Leave out the pictures and return every entry exactly as it appears.
[[ Data records, beginning ]]
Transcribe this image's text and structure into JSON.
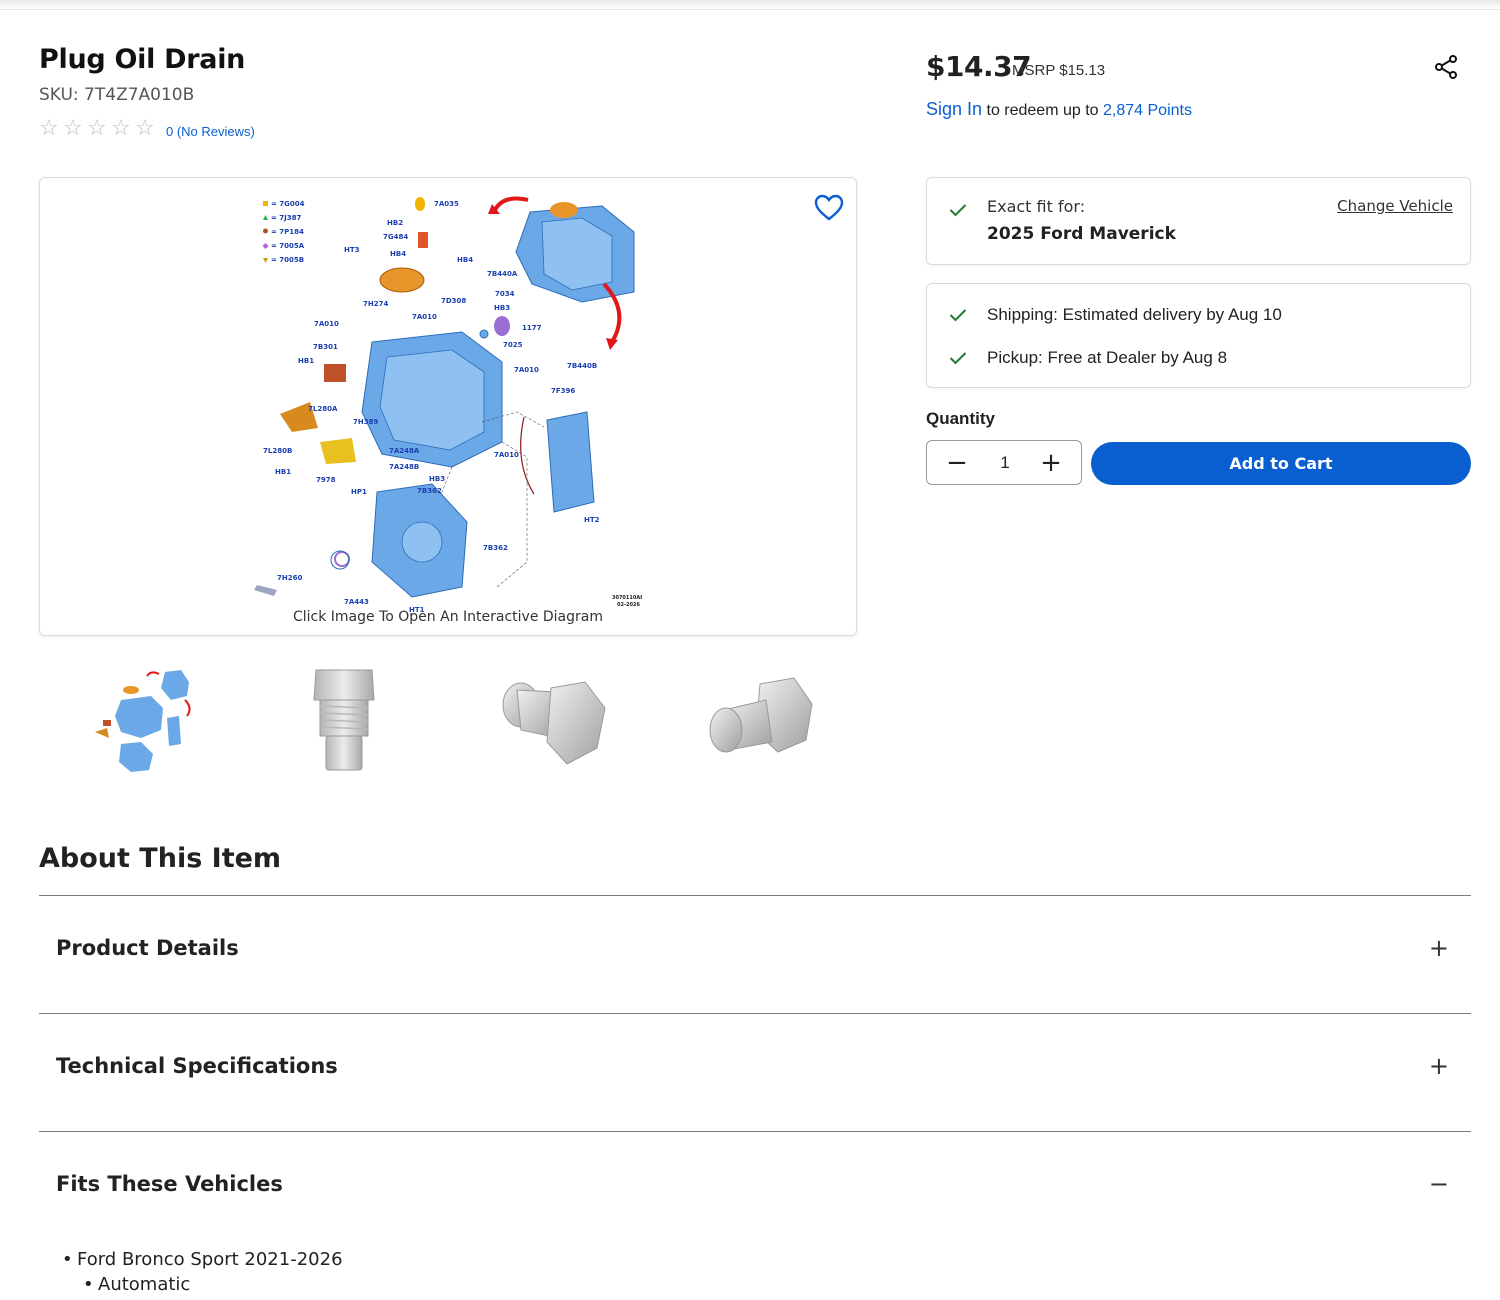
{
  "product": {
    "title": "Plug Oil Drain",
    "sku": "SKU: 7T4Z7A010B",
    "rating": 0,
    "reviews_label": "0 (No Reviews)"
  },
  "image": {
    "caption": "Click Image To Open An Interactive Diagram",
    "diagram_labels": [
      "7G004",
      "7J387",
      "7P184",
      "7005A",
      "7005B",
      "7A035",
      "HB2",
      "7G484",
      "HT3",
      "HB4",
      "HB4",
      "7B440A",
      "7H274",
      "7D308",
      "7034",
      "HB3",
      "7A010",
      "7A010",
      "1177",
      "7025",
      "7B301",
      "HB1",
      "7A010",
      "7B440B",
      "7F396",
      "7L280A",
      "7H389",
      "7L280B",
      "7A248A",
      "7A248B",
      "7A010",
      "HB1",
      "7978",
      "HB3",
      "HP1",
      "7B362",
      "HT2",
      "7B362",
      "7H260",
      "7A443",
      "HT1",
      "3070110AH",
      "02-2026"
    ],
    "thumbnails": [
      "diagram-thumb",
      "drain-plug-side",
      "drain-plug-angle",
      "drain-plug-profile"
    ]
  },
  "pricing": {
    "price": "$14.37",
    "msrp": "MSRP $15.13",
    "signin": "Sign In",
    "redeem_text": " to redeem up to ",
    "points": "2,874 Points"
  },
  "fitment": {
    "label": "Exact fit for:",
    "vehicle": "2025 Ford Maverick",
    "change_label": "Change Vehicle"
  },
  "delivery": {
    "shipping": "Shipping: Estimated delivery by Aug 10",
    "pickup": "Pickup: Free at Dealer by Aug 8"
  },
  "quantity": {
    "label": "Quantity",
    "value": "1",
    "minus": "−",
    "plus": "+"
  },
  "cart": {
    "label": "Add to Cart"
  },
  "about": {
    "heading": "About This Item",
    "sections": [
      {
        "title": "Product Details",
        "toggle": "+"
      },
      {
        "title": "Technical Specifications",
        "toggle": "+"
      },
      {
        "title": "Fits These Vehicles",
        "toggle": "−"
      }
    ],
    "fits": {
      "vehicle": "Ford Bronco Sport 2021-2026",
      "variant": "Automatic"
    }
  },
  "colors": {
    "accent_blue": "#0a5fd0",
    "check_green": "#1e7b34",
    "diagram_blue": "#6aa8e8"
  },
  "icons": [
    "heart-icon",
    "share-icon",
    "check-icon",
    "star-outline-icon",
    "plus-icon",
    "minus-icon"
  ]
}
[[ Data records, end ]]
**Task output**
Transcribe this image's text and structure into JSON.
{
  "product": {
    "title": "Plug Oil Drain",
    "sku": "SKU: 7T4Z7A010B",
    "rating": 0,
    "reviews_label": "0 (No Reviews)"
  },
  "image": {
    "caption": "Click Image To Open An Interactive Diagram",
    "diagram_labels": [
      "7G004",
      "7J387",
      "7P184",
      "7005A",
      "7005B",
      "7A035",
      "HB2",
      "7G484",
      "HT3",
      "HB4",
      "HB4",
      "7B440A",
      "7H274",
      "7D308",
      "7034",
      "HB3",
      "7A010",
      "7A010",
      "1177",
      "7025",
      "7B301",
      "HB1",
      "7A010",
      "7B440B",
      "7F396",
      "7L280A",
      "7H389",
      "7L280B",
      "7A248A",
      "7A248B",
      "7A010",
      "HB1",
      "7978",
      "HB3",
      "HP1",
      "7B362",
      "HT2",
      "7B362",
      "7H260",
      "7A443",
      "HT1",
      "3070110AH",
      "02-2026"
    ],
    "thumbnails": [
      "diagram-thumb",
      "drain-plug-side",
      "drain-plug-angle",
      "drain-plug-profile"
    ]
  },
  "pricing": {
    "price": "$14.37",
    "msrp": "MSRP $15.13",
    "signin": "Sign In",
    "redeem_text": " to redeem up to ",
    "points": "2,874 Points"
  },
  "fitment": {
    "label": "Exact fit for:",
    "vehicle": "2025 Ford Maverick",
    "change_label": "Change Vehicle"
  },
  "delivery": {
    "shipping": "Shipping: Estimated delivery by Aug 10",
    "pickup": "Pickup: Free at Dealer by Aug 8"
  },
  "quantity": {
    "label": "Quantity",
    "value": "1",
    "minus": "−",
    "plus": "+"
  },
  "cart": {
    "label": "Add to Cart"
  },
  "about": {
    "heading": "About This Item",
    "sections": [
      {
        "title": "Product Details",
        "toggle": "+"
      },
      {
        "title": "Technical Specifications",
        "toggle": "+"
      },
      {
        "title": "Fits These Vehicles",
        "toggle": "−"
      }
    ],
    "fits": {
      "vehicle": "Ford Bronco Sport 2021-2026",
      "variant": "Automatic"
    }
  },
  "colors": {
    "accent_blue": "#0a5fd0",
    "check_green": "#1e7b34",
    "diagram_blue": "#6aa8e8"
  },
  "icons": [
    "heart-icon",
    "share-icon",
    "check-icon",
    "star-outline-icon",
    "plus-icon",
    "minus-icon"
  ]
}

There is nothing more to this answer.